“They talk of the artist finding liberation in work, it is true. One can be someone else in another, more dramatic, more beautiful world.” Oh how true Ronald! That’s what it is like in Silver Screen Suppers world. Liberated! More dramatic and more beautiful. Lovely.
On a day that promises to be the start of a new British heatwave I am making a pie for Charley. Gadzooks – isn’t it hot enough in my kitchen?! Anyhow, it was next on the list to test cook so cooking it I am. It’s making me chuckle to think about the first time I made this pie. In Delaware with Ruthie when we were having the Silver Screen Summit. I think we’d gone to the supermarket with our token for “A Relaxing Moment” at the in-house coffee shop. Ha ha!
I am missing Ruth a LOT but it was great to have a sleepy late night conversation with her on the phone earlier this week. Things are afoot with the book proposal, we may have something cooking…
You are brave to cook in this heat–I’ve been eating fruit, hummus and trying to avoid the oven this week.
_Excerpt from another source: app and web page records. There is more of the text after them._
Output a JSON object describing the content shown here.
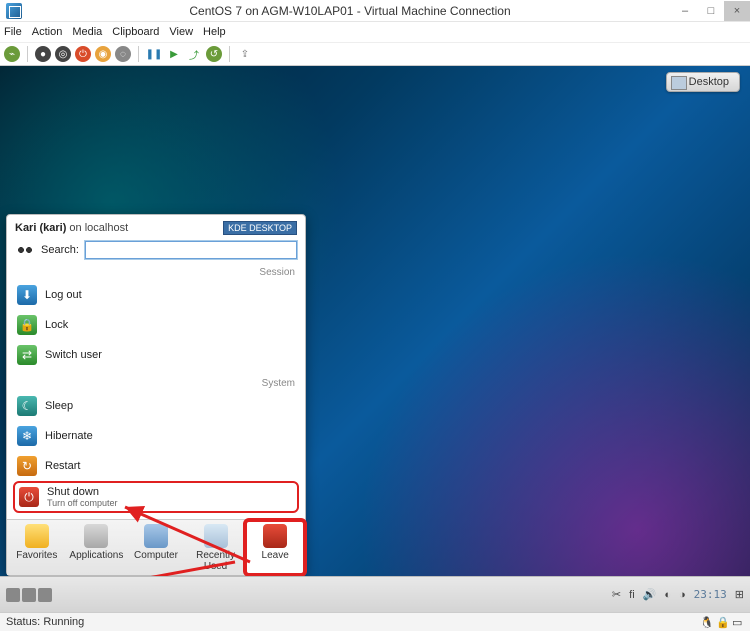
{
  "host": {
    "title": "CentOS 7 on AGM-W10LAP01 - Virtual Machine Connection",
    "menus": [
      "File",
      "Action",
      "Media",
      "Clipboard",
      "View",
      "Help"
    ],
    "status_label": "Status:",
    "status_value": "Running",
    "window_controls": {
      "min": "–",
      "max": "□",
      "close": "×"
    }
  },
  "guest": {
    "desktop_button": "Desktop",
    "taskbar": {
      "lang": "fi",
      "clock": "23:13"
    }
  },
  "launcher": {
    "user_name": "Kari (kari)",
    "on_word": " on ",
    "host_name": "localhost",
    "kde_badge": "KDE DESKTOP",
    "search_label": "Search:",
    "search_placeholder": "",
    "section_session": "Session",
    "section_system": "System",
    "session_items": [
      {
        "label": "Log out",
        "icon": "logout"
      },
      {
        "label": "Lock",
        "icon": "lock"
      },
      {
        "label": "Switch user",
        "icon": "switch"
      }
    ],
    "system_items": [
      {
        "label": "Sleep",
        "icon": "sleep"
      },
      {
        "label": "Hibernate",
        "icon": "hibernate"
      },
      {
        "label": "Restart",
        "icon": "restart"
      },
      {
        "label": "Shut down",
        "sub": "Turn off computer",
        "icon": "shutdown"
      }
    ],
    "tabs": [
      {
        "label": "Favorites",
        "icon": "star"
      },
      {
        "label": "Applications",
        "icon": "apps"
      },
      {
        "label": "Computer",
        "icon": "comp"
      },
      {
        "label": "Recently Used",
        "icon": "recent"
      },
      {
        "label": "Leave",
        "icon": "leave"
      }
    ],
    "active_tab": 4,
    "highlighted_tab": 4,
    "highlighted_item": "Shut down"
  }
}
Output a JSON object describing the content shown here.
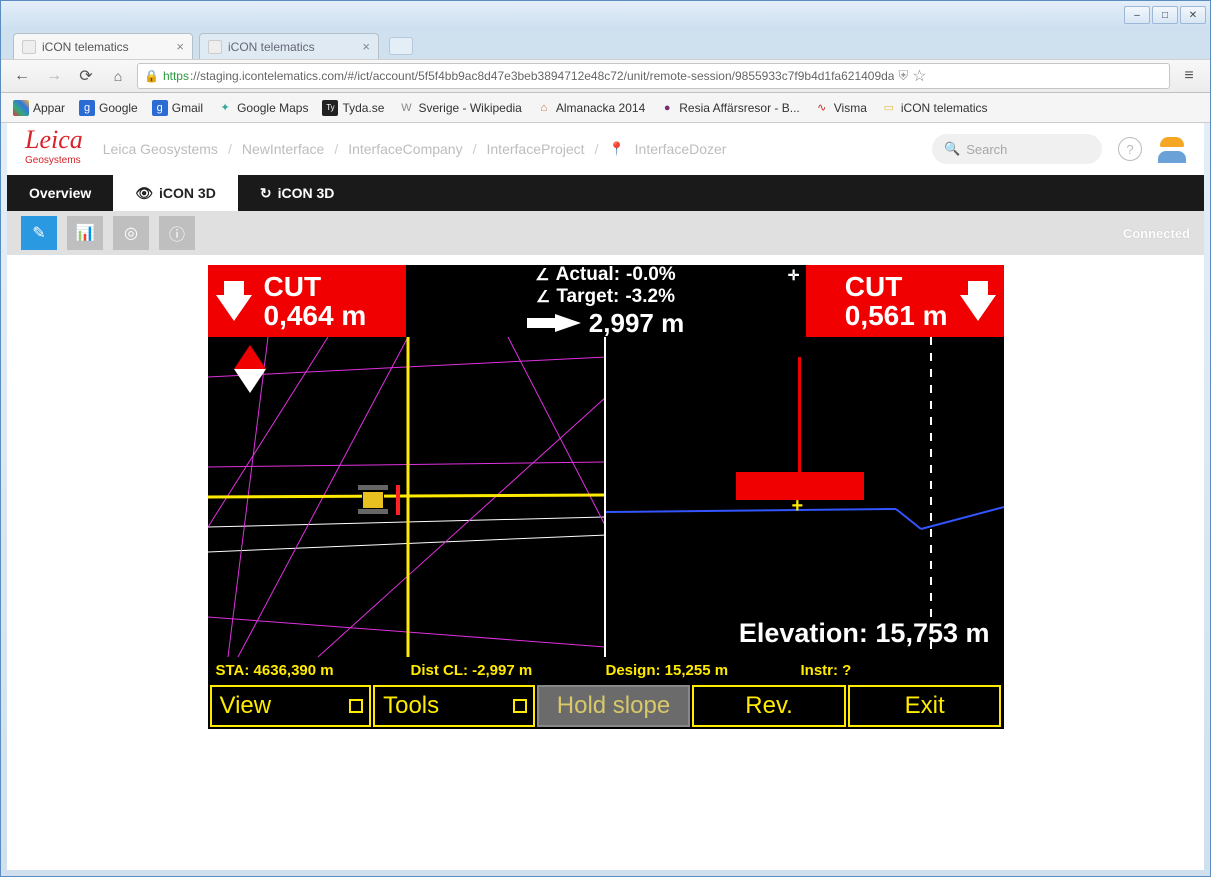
{
  "browser": {
    "tabs": [
      {
        "title": "iCON telematics",
        "active": true
      },
      {
        "title": "iCON telematics",
        "active": false
      }
    ],
    "url_https": "https",
    "url_rest": "://staging.icontelematics.com/#/ict/account/5f5f4bb9ac8d47e3beb3894712e48c72/unit/remote-session/9855933c7f9b4d1fa621409da",
    "bookmarks": [
      {
        "label": "Appar",
        "color": "#3b7"
      },
      {
        "label": "Google",
        "color": "#2a6bd4",
        "badge": "g"
      },
      {
        "label": "Gmail",
        "color": "#2a6bd4",
        "badge": "g"
      },
      {
        "label": "Google Maps",
        "color": "#3a9",
        "badge": "✦"
      },
      {
        "label": "Tyda.se",
        "color": "#333",
        "badge": "Ty"
      },
      {
        "label": "Sverige - Wikipedia",
        "color": "#888",
        "badge": "W"
      },
      {
        "label": "Almanacka 2014",
        "color": "#c63",
        "badge": "⌂"
      },
      {
        "label": "Resia Affärsresor - B...",
        "color": "#7a2d6e",
        "badge": "●"
      },
      {
        "label": "Visma",
        "color": "#c22",
        "badge": "∿"
      },
      {
        "label": "iCON telematics",
        "color": "#e8b94a",
        "badge": "▭"
      }
    ]
  },
  "header": {
    "logo_top": "Leica",
    "logo_bottom": "Geosystems",
    "breadcrumbs": [
      "Leica Geosystems",
      "NewInterface",
      "InterfaceCompany",
      "InterfaceProject",
      "InterfaceDozer"
    ],
    "search_placeholder": "Search"
  },
  "subtabs": {
    "overview": "Overview",
    "icon3d_view": "iCON 3D",
    "icon3d_sync": "iCON 3D"
  },
  "actionbar": {
    "connected": "Connected"
  },
  "icon3d": {
    "cut_left_label": "CUT",
    "cut_left_value": "0,464 m",
    "cut_right_label": "CUT",
    "cut_right_value": "0,561 m",
    "actual_label": "Actual:",
    "actual_value": "-0.0%",
    "target_label": "Target:",
    "target_value": "-3.2%",
    "distance": "2,997 m",
    "elevation_label": "Elevation:",
    "elevation_value": "15,753 m",
    "status": {
      "sta": "STA: 4636,390 m",
      "distcl": "Dist CL: -2,997 m",
      "design": "Design: 15,255 m",
      "instr": "Instr: ?"
    },
    "buttons": {
      "view": "View",
      "tools": "Tools",
      "hold": "Hold slope",
      "rev": "Rev.",
      "exit": "Exit"
    }
  }
}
Still pies and pastry are (almost) worth it. I hope it tastes yummy.
Good luck with the book proposal–I’m hammering one out now, or at least doing the readings/screenings/research necessary to get one done.
Ooh exciting – tell me more about the book proposal! It really is unusually hot here – it’s 7am and it’s already boiling!
Here goes! Off the top of my head but it might end up sounding very much like a prepared abstract which isn’t intentional..
It’s on femininity in popular film and TV (mainly US and UK)–it’s basically a combination of conceptual and historical work. While acknowledging that femininity changes, I look at textual features that are often associated with femininity and evoke a feminine address. Chapters are on the use of detail, which not only touches on a feminine way of seeing/feminine narratology, but also the importance of fashion, beauty, consumerism and mise-en-scene, on the female group protagonist (chapter two), the female look at the female body (chapter three), self-analysis (chapter 4) and work/public space/historiography (chapter 5), which reflects back on woman’s history and approaches to femininity in popular film/tv and film/tv theory/criticism/history . I’m working on my sample chapter on female group protagonists which focuses on the 50s/60s (The Best of Everything, Valley of the Dolls, The Group and The Chapman Report are key films), 60s/70s (Liver Birds, Take Three Girls) and the 90s-2000s. Drawing on the idea of femininity as relational, I look at the importance of group protagonists in woman’s films, here in the context of second wave feminism and post-feminism. I’m going to consider how this collective sensibility ties into ideas of femininity as youthful, as becoming and varied, and see how these concepts both lead to their infantalisation and to a positioning of the feminine that exists in some slightly non-heteronormative state, hence its position as something subject to critique.
There really has been no detailed study of femininity–the nearest is Jackie Stacey’s Star Gazing–so I hope this will fill a hole in the market!
Sorry to hear you are dealing with the oppressive heat too. It broke a little bit here on Friday and Saturday but the temps are creeping back up.
I got your email and will look for that reference. Let me know what dvds you want copying.
Woweee! That sounds like a humdinger m’lovely!